Oil prices finished a big week as today's rally pushed the U.S. oil benchmark WTI up 25% to close around $25 a barrel. One of the main factors fueling oil prices is that producers have taken significant steps to reduce their output. Oil companies have cut the number of drilling rigs operating in the country by 57% since mid-March, which, along with production cuts, should ease some of the pressure excess supply has put on oil prices.
The significant activity slowdown would normally be bad news for service companies like Core Labs and Patterson-UTI Energy. Investors, however, think that the dramatic near-term cuts might help speed up a recovery in the oil market. That could fuel a rebound in activity levels during the second half.
In addition to the oil-fueled rally, several other factors helped drive up these oil stocks today. Murphy Oil, for example, announced that it was closing offices in Canada and Arkansas. These moves, along with a string of other recent cost-cutting initiatives, will enable Murphy to save money so that it can survive the oil market downturn.
Refiner PBF Energy, meanwhile, made a move to shore up its finances by pricing a $1 billion debt offering. The notes, due in 2025, carry a 9.25% interest rate. While that's a steep price to pay, the fact that the struggling refining company was able to raise capital was a positive sign.
Finally, natural gas-focused driller Gulfport Energy is rallying today after reporting its first-quarter results. The company posted a surprising profit despite the impact of lower commodity prices. It was able to take advantage of turbulent market conditions during this year to repurchase $73.3 million of its bonds for just $22.8 million in cash.
However, its liquidity remains tight after its banks cut the borrowing base on its credit facility to $700 million, leaving it with only $269 million of breathing room. Because of that, the company plans to keep capital spending at the low-end of its $285 million to $310 million budget range, so it doesn't drill itself any deeper into debt.
Oil prices enjoyed a bounce-back week, which helped fuel rallies in most oil stocks. However, while industry conditions appear to be improving a bit, they're still very challenging.

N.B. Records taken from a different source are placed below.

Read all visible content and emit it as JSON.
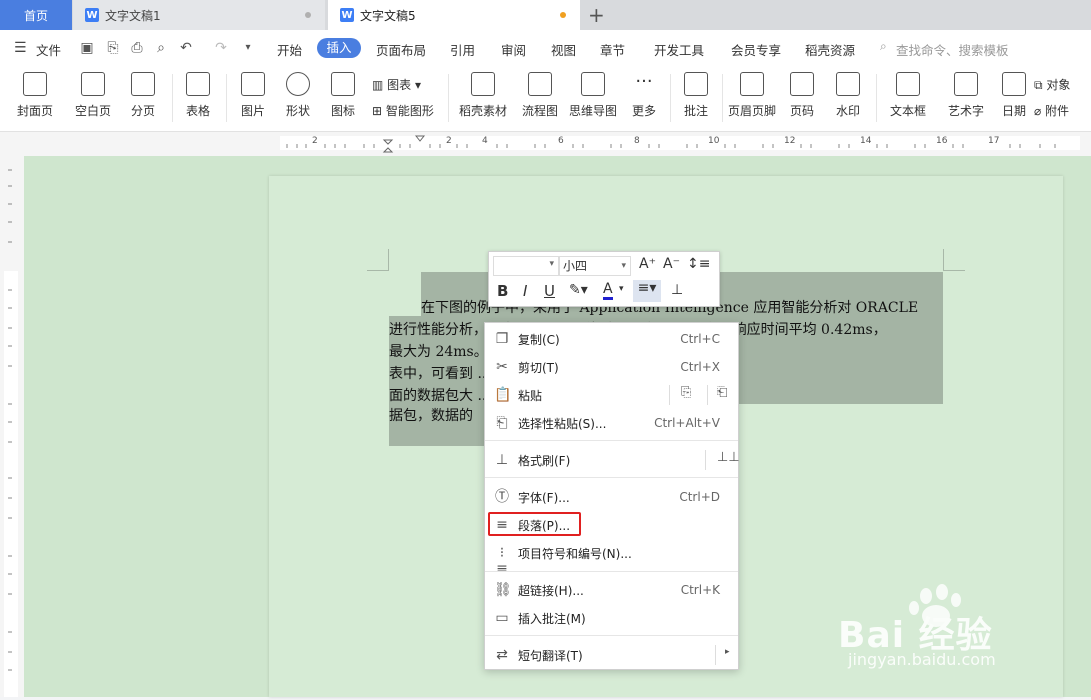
{
  "tabs": {
    "home": "首页",
    "doc1": "文字文稿1",
    "doc5": "文字文稿5"
  },
  "menu": {
    "file": "文件",
    "items": [
      "开始",
      "插入",
      "页面布局",
      "引用",
      "审阅",
      "视图",
      "章节",
      "开发工具",
      "会员专享",
      "稻壳资源"
    ],
    "search_placeholder": "查找命令、搜索模板"
  },
  "ribbon": {
    "cover": "封面页",
    "blank": "空白页",
    "pagebreak": "分页",
    "table": "表格",
    "picture": "图片",
    "shape": "形状",
    "icon": "图标",
    "chart": "图表",
    "smartart": "智能图形",
    "docer": "稻壳素材",
    "flow": "流程图",
    "mindmap": "思维导图",
    "more": "更多",
    "comment": "批注",
    "header": "页眉页脚",
    "pagenum": "页码",
    "watermark": "水印",
    "textbox": "文本框",
    "wordart": "艺术字",
    "date": "日期",
    "object": "对象",
    "attach": "附件"
  },
  "ruler": {
    "marks": [
      "2",
      "2",
      "4",
      "6",
      "8",
      "10",
      "12",
      "14",
      "16",
      "17"
    ]
  },
  "doc": {
    "lines": [
      "在下图的例子中，采用了 Application Intelligence 应用智能分析对 ORACLE",
      "进行性能分析，从中可看到，网络时间平均 0 ... 服务器响应时间平均 0.42ms，",
      "最大为 24ms。 ... 响应）很多，在中间的曲线图",
      "表中，可看到 ... 分有 4280 个 turns。 在最下",
      "面的数据包大 ... 包大部分为小于 255 字节的数",
      "据包，数据的"
    ]
  },
  "mini": {
    "font": "",
    "size": "小四"
  },
  "context_menu": [
    {
      "label": "复制(C)",
      "shortcut": "Ctrl+C",
      "icon": "copy-icon"
    },
    {
      "label": "剪切(T)",
      "shortcut": "Ctrl+X",
      "icon": "cut-icon"
    },
    {
      "label": "粘贴",
      "shortcut": "",
      "icon": "paste-icon"
    },
    {
      "label": "选择性粘贴(S)...",
      "shortcut": "Ctrl+Alt+V",
      "icon": "paste-special-icon"
    },
    {
      "label": "格式刷(F)",
      "shortcut": "",
      "icon": "format-painter-icon"
    },
    {
      "label": "字体(F)...",
      "shortcut": "Ctrl+D",
      "icon": "font-icon"
    },
    {
      "label": "段落(P)...",
      "shortcut": "",
      "icon": "paragraph-icon"
    },
    {
      "label": "项目符号和编号(N)...",
      "shortcut": "",
      "icon": "bullets-icon"
    },
    {
      "label": "超链接(H)...",
      "shortcut": "Ctrl+K",
      "icon": "link-icon"
    },
    {
      "label": "插入批注(M)",
      "shortcut": "",
      "icon": "comment-icon"
    },
    {
      "label": "短句翻译(T)",
      "shortcut": "",
      "icon": "translate-icon"
    }
  ],
  "watermark": {
    "brand": "Bai  经验",
    "url": "jingyan.baidu.com"
  },
  "colors": {
    "accent": "#4a7ee0",
    "highlight": "#e02020",
    "doc_bg": "#cfe6ce"
  }
}
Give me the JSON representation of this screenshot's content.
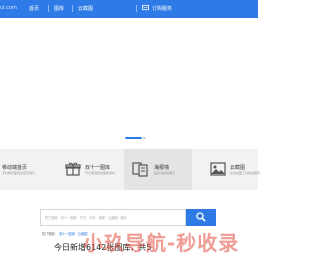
{
  "header": {
    "logo_text": "ul.com",
    "nav": [
      {
        "label": "首页"
      },
      {
        "label": "图库"
      },
      {
        "label": "云截图"
      },
      {
        "label": "订购服务"
      }
    ]
  },
  "carousel": {
    "active_index": 1,
    "dot_count": 2
  },
  "features": [
    {
      "title": "移动端首页",
      "desc": "手机端页面优化首页展示"
    },
    {
      "title": "双十一图库",
      "desc": "节日促销活动图库素材"
    },
    {
      "title": "海报墙",
      "desc": "品牌海报墙展示"
    },
    {
      "title": "云截图",
      "desc": "在线截图工具快速保存"
    }
  ],
  "search": {
    "placeholder": "热门搜索 · 双十一图库 · 节日 · 手机 · 海报 · 云截图 · 图片",
    "hot_label": "热门搜索：",
    "hot_terms": "双十一图库 · 云截图"
  },
  "headline": "今日新增6142张图库，共5",
  "watermark": "小玖导航-秒收录",
  "colors": {
    "brand_blue": "#2e7ae6",
    "feature_bg": "#f2f2f2"
  }
}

Companies like PBF Energy are paying a high price for capital, while others like Gulfport Energy are seeing their liquidity sources dry up. Because of that, the industry could still see a wave of bankruptcies later this year if oil prices don't keep rising.